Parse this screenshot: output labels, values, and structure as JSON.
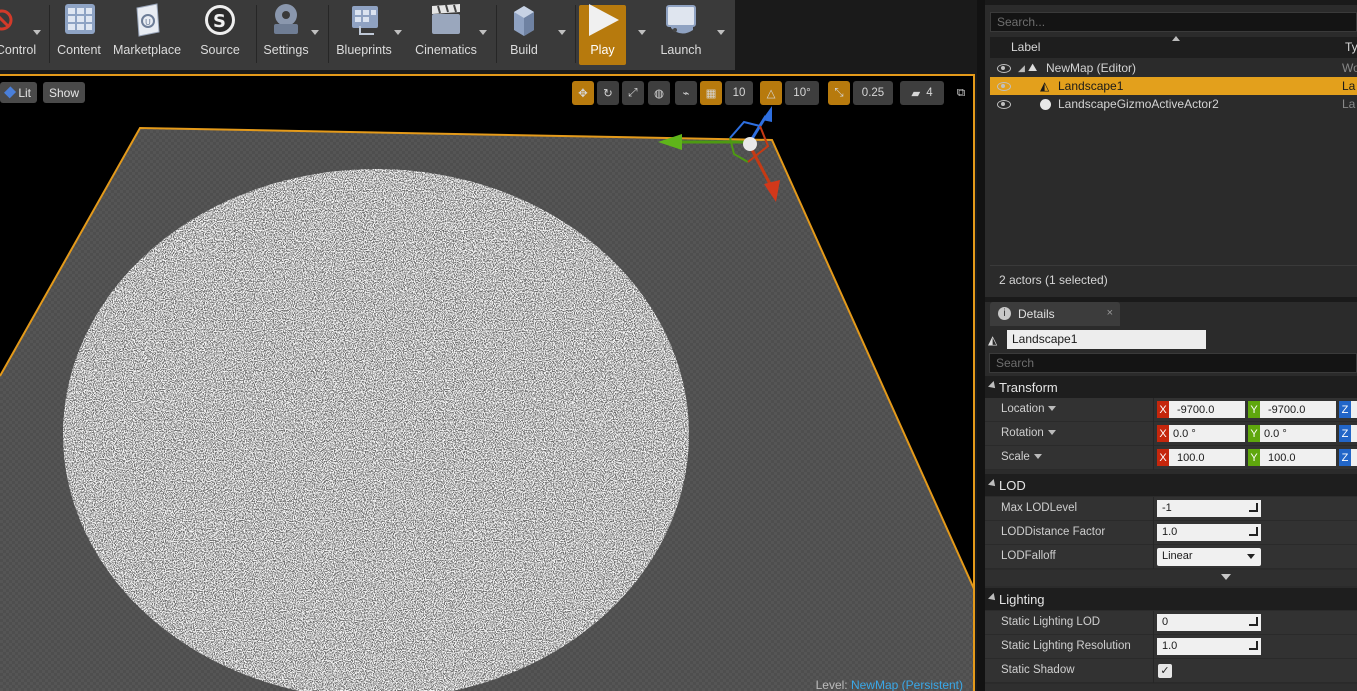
{
  "toolbar": {
    "items": [
      {
        "label": "Control",
        "icon": "source-control-icon"
      },
      {
        "label": "Content",
        "icon": "content-icon"
      },
      {
        "label": "Marketplace",
        "icon": "marketplace-icon"
      },
      {
        "label": "Source",
        "icon": "source-icon"
      },
      {
        "label": "Settings",
        "icon": "settings-icon"
      },
      {
        "label": "Blueprints",
        "icon": "blueprints-icon"
      },
      {
        "label": "Cinematics",
        "icon": "cinematics-icon"
      },
      {
        "label": "Build",
        "icon": "build-icon"
      },
      {
        "label": "Play",
        "icon": "play-icon"
      },
      {
        "label": "Launch",
        "icon": "launch-icon"
      }
    ]
  },
  "viewport": {
    "lit_label": "Lit",
    "show_label": "Show",
    "grid_snap": "10",
    "rotation_snap": "10°",
    "scale_snap": "0.25",
    "camera_speed": "4",
    "level_prefix": "Level:",
    "level_name": "NewMap (Persistent)"
  },
  "outliner": {
    "search_placeholder": "Search...",
    "col_label": "Label",
    "col_type": "Ty",
    "rows": [
      {
        "label": "NewMap (Editor)",
        "type": "Wo"
      },
      {
        "label": "Landscape1",
        "type": "La"
      },
      {
        "label": "LandscapeGizmoActiveActor2",
        "type": "La"
      }
    ],
    "status": "2 actors (1 selected)"
  },
  "details": {
    "tab_label": "Details",
    "actor_name": "Landscape1",
    "search_placeholder": "Search",
    "transform": {
      "title": "Transform",
      "location_label": "Location",
      "rotation_label": "Rotation",
      "scale_label": "Scale",
      "location": {
        "x": "-9700.0",
        "y": "-9700.0"
      },
      "rotation": {
        "x": "0.0 °",
        "y": "0.0 °"
      },
      "scale": {
        "x": "100.0",
        "y": "100.0"
      }
    },
    "lod": {
      "title": "LOD",
      "max_lod_label": "Max LODLevel",
      "max_lod_value": "-1",
      "lod_distance_label": "LODDistance Factor",
      "lod_distance_value": "1.0",
      "lod_falloff_label": "LODFalloff",
      "lod_falloff_value": "Linear"
    },
    "lighting": {
      "title": "Lighting",
      "static_lod_label": "Static Lighting LOD",
      "static_lod_value": "0",
      "static_res_label": "Static Lighting Resolution",
      "static_res_value": "1.0",
      "static_shadow_label": "Static Shadow",
      "static_shadow_checked": "✓"
    }
  },
  "colors": {
    "accent": "#e3a01c",
    "axis_x": "#c5260c",
    "axis_y": "#5fa70d",
    "axis_z": "#2266c8"
  }
}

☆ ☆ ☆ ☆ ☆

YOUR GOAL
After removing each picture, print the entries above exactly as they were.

RESULT BELOW
Parse this screenshot: output labels, values, and structure as JSON.
{
  "toolbar": {
    "items": [
      {
        "label": "Control",
        "icon": "source-control-icon"
      },
      {
        "label": "Content",
        "icon": "content-icon"
      },
      {
        "label": "Marketplace",
        "icon": "marketplace-icon"
      },
      {
        "label": "Source",
        "icon": "source-icon"
      },
      {
        "label": "Settings",
        "icon": "settings-icon"
      },
      {
        "label": "Blueprints",
        "icon": "blueprints-icon"
      },
      {
        "label": "Cinematics",
        "icon": "cinematics-icon"
      },
      {
        "label": "Build",
        "icon": "build-icon"
      },
      {
        "label": "Play",
        "icon": "play-icon"
      },
      {
        "label": "Launch",
        "icon": "launch-icon"
      }
    ]
  },
  "viewport": {
    "lit_label": "Lit",
    "show_label": "Show",
    "grid_snap": "10",
    "rotation_snap": "10°",
    "scale_snap": "0.25",
    "camera_speed": "4",
    "level_prefix": "Level:",
    "level_name": "NewMap (Persistent)"
  },
  "outliner": {
    "search_placeholder": "Search...",
    "col_label": "Label",
    "col_type": "Ty",
    "rows": [
      {
        "label": "NewMap (Editor)",
        "type": "Wo"
      },
      {
        "label": "Landscape1",
        "type": "La"
      },
      {
        "label": "LandscapeGizmoActiveActor2",
        "type": "La"
      }
    ],
    "status": "2 actors (1 selected)"
  },
  "details": {
    "tab_label": "Details",
    "actor_name": "Landscape1",
    "search_placeholder": "Search",
    "transform": {
      "title": "Transform",
      "location_label": "Location",
      "rotation_label": "Rotation",
      "scale_label": "Scale",
      "location": {
        "x": "-9700.0",
        "y": "-9700.0"
      },
      "rotation": {
        "x": "0.0 °",
        "y": "0.0 °"
      },
      "scale": {
        "x": "100.0",
        "y": "100.0"
      }
    },
    "lod": {
      "title": "LOD",
      "max_lod_label": "Max LODLevel",
      "max_lod_value": "-1",
      "lod_distance_label": "LODDistance Factor",
      "lod_distance_value": "1.0",
      "lod_falloff_label": "LODFalloff",
      "lod_falloff_value": "Linear"
    },
    "lighting": {
      "title": "Lighting",
      "static_lod_label": "Static Lighting LOD",
      "static_lod_value": "0",
      "static_res_label": "Static Lighting Resolution",
      "static_res_value": "1.0",
      "static_shadow_label": "Static Shadow",
      "static_shadow_checked": "✓"
    }
  },
  "colors": {
    "accent": "#e3a01c",
    "axis_x": "#c5260c",
    "axis_y": "#5fa70d",
    "axis_z": "#2266c8"
  }
}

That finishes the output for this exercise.